Recent Nobel winners echo King’s wise words
Fresno Bee, January 14, 2012
Martin Luther King was awarded the Nobel Peace Prize in 1964. In December of 2011, the Peace Prize was awarded to three women: Ellen Johnson Sirleaf, the President of Liberia; Leyma Gbowee, a peace activist from Liberia; and Tawakkol Karman, a leader of the Yemeni version of the Arab Spring. These women represent the power of women’s movements for peace in Africa and the Middle East. In their Nobel Prize speeches, they each cited Martin Luther King as a source of hope and inspiration.
Gbowee’s speech recounted the terror of war in Liberia, which included rape and sexual abuse. Despite the horrors she had witnessed, she remained hopeful that nonviolence can improve things. She quoted King’s words: “Violence never brings permanent peace. It solves no social problem; it merely creates new and more complicated ones.”
Sirleaf spoke of the need for continued expansion of democracy and women’s rights. She said, “I urge my sisters, and my brothers, not to be afraid. Be not afraid to denounce injustice, though you may be outnumbered. Be not afraid to seek peace, even if your voice may be small. Be not afraid to demand peace.” And she cited King’s optimistic idea that “The arc of the moral universe is long, but it bends toward justice.”
Karman is the youngest person, and the first Arab woman, to be awarded the Peace Prize. In her speech she said that King’s idea of “the art of living in harmony” remains the most important thing we need to master. She expressed her hope as follow: “Mankind’s feeling of responsibility to create a decent life and make it worth living with dignity has always been stronger than the will to kill life. Despite great battles, the survival of the human race is the clearest expression of mankind’s yearning for reconstruction, not for destruction, for progress, not for regression and death.” Despite obstacles in Yemen and elsewhere, she foresees “a humane, prosperous and generous history full of love and fraternity.”
The spirit of hope in the face of violence and injustice is central to King’s message. In his last sermon in Memphis on April 3, 1968, he acknowledged the threats against him. But he explained that the struggle for justice was more important than his own life. King concluded: “Like anybody, I would like to live a long life. Longevity has its place. But I’m not concerned about that now. I just want to do God’s will.” He was killed the next day at age 39.

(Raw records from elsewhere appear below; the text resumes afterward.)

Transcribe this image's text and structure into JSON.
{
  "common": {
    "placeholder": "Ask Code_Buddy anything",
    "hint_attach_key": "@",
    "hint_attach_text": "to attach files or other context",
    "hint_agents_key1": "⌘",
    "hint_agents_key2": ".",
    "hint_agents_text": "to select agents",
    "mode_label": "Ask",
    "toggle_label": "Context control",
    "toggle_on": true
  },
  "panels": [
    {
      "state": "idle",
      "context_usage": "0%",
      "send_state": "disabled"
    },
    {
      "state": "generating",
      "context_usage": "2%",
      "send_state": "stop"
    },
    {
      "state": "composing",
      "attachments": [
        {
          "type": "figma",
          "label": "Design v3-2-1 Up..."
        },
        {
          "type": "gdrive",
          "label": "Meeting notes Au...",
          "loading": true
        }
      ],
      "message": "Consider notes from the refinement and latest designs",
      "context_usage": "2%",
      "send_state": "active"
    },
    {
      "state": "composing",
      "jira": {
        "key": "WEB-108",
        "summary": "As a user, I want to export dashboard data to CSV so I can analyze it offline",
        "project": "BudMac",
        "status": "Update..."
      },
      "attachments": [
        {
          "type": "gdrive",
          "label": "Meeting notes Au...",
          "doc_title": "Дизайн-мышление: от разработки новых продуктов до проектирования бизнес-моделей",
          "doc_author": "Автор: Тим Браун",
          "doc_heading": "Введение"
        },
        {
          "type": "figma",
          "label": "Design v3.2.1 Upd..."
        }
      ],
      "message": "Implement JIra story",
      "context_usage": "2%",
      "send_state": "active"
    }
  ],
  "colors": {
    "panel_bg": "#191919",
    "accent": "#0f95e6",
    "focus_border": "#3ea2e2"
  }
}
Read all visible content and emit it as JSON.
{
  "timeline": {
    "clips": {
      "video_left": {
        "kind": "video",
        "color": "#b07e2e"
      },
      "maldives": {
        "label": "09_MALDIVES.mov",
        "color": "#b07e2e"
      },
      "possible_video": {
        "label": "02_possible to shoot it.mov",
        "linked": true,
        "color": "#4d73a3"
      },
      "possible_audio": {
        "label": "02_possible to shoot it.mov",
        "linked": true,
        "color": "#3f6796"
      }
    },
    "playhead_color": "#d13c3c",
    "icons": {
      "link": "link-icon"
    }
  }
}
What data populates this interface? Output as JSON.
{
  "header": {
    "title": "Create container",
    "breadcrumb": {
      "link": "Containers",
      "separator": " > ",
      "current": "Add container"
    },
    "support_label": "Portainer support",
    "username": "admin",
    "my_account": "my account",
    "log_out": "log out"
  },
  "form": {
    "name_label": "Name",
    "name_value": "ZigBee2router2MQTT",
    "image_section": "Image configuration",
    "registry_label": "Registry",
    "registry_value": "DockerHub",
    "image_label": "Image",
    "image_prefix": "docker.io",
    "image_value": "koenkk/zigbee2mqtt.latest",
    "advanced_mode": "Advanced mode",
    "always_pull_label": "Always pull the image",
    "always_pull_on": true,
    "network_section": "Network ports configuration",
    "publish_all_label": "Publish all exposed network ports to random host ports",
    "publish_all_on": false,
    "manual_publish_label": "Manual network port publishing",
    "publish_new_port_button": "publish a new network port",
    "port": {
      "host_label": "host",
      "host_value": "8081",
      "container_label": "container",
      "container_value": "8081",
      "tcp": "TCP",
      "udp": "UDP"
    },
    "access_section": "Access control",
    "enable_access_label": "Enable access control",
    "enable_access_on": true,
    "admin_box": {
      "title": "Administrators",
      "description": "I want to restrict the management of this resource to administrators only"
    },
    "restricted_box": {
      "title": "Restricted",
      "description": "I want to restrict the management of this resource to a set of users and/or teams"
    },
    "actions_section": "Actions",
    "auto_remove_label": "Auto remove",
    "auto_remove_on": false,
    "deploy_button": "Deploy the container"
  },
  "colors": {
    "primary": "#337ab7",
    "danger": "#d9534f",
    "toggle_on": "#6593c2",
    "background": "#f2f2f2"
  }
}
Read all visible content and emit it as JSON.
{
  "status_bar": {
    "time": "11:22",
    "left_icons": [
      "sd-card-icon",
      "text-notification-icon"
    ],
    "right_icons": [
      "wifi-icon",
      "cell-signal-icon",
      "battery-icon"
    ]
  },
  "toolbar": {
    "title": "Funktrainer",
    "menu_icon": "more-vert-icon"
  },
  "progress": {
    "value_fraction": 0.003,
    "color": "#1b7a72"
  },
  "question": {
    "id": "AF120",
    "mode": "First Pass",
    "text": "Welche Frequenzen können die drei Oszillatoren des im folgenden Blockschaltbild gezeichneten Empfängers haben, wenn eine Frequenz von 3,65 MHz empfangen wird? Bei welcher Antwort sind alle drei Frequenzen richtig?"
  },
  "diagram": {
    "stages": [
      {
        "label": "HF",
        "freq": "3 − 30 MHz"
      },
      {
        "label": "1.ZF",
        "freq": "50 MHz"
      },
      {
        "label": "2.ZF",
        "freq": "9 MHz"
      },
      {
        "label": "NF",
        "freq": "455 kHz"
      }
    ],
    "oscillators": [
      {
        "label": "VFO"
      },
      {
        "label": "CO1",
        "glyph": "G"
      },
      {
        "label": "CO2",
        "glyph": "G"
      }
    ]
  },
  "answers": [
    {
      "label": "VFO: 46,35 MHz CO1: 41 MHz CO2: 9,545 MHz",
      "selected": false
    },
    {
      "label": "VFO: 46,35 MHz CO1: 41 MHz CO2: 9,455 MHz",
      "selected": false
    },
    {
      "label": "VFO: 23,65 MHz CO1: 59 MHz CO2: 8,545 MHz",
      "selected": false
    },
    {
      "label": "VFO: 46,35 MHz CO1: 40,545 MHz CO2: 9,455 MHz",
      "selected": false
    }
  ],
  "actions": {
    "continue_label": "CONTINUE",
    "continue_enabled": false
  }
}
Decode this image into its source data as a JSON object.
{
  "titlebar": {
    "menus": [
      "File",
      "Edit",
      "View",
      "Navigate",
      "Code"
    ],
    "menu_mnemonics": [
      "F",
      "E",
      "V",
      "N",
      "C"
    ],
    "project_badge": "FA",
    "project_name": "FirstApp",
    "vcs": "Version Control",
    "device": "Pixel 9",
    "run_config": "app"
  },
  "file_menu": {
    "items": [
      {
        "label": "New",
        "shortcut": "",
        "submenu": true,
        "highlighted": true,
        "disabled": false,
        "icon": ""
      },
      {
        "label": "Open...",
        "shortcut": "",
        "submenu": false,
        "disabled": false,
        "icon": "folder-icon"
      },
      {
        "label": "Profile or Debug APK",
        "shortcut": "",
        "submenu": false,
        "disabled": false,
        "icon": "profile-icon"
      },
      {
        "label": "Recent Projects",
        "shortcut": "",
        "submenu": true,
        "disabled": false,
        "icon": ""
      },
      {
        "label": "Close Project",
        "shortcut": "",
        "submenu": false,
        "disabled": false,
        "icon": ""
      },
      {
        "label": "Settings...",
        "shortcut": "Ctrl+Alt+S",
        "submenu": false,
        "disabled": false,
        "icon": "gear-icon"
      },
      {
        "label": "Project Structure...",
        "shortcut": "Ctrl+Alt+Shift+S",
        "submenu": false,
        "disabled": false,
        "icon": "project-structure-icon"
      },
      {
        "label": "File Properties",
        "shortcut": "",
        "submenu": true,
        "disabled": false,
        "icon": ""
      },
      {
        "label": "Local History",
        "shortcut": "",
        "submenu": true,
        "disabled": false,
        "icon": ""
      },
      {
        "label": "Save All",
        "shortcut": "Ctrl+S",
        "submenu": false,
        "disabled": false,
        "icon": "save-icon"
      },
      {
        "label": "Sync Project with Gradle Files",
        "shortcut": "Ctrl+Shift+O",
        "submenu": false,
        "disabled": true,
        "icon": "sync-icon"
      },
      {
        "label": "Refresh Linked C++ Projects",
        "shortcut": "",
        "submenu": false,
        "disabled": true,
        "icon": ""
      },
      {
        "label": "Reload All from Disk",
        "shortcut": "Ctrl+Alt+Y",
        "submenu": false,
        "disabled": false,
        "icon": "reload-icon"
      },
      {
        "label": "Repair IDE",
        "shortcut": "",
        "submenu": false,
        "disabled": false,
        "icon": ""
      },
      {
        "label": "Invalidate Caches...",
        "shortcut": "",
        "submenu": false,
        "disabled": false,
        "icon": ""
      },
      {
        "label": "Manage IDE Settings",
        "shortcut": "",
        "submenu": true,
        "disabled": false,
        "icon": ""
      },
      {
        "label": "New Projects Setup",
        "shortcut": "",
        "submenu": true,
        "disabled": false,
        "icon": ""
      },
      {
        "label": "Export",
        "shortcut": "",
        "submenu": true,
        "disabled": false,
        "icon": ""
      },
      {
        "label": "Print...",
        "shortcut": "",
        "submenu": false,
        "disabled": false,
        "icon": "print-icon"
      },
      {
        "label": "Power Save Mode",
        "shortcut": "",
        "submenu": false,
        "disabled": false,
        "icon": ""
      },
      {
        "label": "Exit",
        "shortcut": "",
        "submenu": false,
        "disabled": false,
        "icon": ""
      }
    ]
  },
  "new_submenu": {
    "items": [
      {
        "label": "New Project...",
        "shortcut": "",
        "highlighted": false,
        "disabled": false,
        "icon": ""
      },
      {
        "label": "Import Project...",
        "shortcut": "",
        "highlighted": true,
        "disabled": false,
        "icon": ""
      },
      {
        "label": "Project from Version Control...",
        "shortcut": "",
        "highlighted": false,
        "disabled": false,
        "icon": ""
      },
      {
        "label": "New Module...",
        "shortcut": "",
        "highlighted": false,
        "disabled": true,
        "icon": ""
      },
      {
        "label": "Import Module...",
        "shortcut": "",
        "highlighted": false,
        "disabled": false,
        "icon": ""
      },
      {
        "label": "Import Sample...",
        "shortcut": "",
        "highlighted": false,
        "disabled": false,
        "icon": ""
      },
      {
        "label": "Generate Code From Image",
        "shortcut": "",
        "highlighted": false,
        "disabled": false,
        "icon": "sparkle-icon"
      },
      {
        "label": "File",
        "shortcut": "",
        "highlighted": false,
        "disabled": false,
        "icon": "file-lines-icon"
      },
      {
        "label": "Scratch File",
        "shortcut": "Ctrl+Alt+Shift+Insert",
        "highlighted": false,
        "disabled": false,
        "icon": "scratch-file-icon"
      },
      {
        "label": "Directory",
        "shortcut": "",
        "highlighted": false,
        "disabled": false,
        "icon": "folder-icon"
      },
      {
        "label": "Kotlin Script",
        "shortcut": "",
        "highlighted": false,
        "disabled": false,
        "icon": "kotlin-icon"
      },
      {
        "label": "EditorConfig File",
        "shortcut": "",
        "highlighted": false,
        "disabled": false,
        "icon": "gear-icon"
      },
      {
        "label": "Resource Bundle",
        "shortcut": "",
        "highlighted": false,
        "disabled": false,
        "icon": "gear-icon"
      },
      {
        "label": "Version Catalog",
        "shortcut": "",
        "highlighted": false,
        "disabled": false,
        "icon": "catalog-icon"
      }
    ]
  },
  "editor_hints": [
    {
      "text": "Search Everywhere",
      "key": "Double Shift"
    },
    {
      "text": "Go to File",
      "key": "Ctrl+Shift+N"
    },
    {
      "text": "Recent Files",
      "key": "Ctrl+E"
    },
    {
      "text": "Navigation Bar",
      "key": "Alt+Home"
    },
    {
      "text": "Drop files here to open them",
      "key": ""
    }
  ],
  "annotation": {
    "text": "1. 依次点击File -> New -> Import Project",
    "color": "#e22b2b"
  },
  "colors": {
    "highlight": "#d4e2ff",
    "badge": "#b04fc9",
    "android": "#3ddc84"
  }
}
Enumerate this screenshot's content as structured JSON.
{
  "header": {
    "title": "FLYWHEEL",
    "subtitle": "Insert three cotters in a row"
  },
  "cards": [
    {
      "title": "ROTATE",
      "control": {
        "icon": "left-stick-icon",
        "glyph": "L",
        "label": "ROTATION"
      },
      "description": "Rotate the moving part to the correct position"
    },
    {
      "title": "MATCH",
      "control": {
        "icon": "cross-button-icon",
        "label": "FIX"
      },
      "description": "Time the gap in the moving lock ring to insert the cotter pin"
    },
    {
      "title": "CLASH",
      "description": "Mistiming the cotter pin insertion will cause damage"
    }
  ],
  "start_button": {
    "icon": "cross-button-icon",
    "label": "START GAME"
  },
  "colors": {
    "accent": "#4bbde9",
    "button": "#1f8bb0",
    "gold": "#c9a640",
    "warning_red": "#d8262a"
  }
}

In that last sermon, he explained how moral courage works by retelling the story of the Good Samaritan. In Jesus’ original parable, two people—a priest and a Levite—walk past a wounded man on the road to Jericho. Only the Samaritan stops and helps.
King suggests that the first two men were too afraid to stop. The road to Jericho was dangerous—a prime place to be ambushed. The priest and the Levite may have been concerned about their own safety, possibly worrying that the injured man was faking it in order to take advantage.
King explains that they may have thought, “If I stop to help this man, what will happen to me?” But the Samaritan reversed the question: “If I do not stop to help this man, what will happen to him?”
This reversal is the key. When we stop asking, “what will happen to me?” and start asking, “what will happen to him?” our perspective is changed. Suspicion is replaced by care. Fear is transformed into hope. And self-interest becomes compassion.
It is hazardous to help others and to speak out against injustice. Evil dictators crush resistance; and bad guys do take advantage. But people who risk doing good, tend to experience the world in a hopeful, optimistic way.
In his own Nobel Prize speech, King admitted that “those who pioneer in the struggle for peace and freedom will still face uncomfortable jail terms and painful threats of death.” But in the end King says that it is possible to see “a tunnel of hope through the dark mountain of despair.” The fact that this message is being shared in places like Yemen and Liberia is good reason to remain hopeful.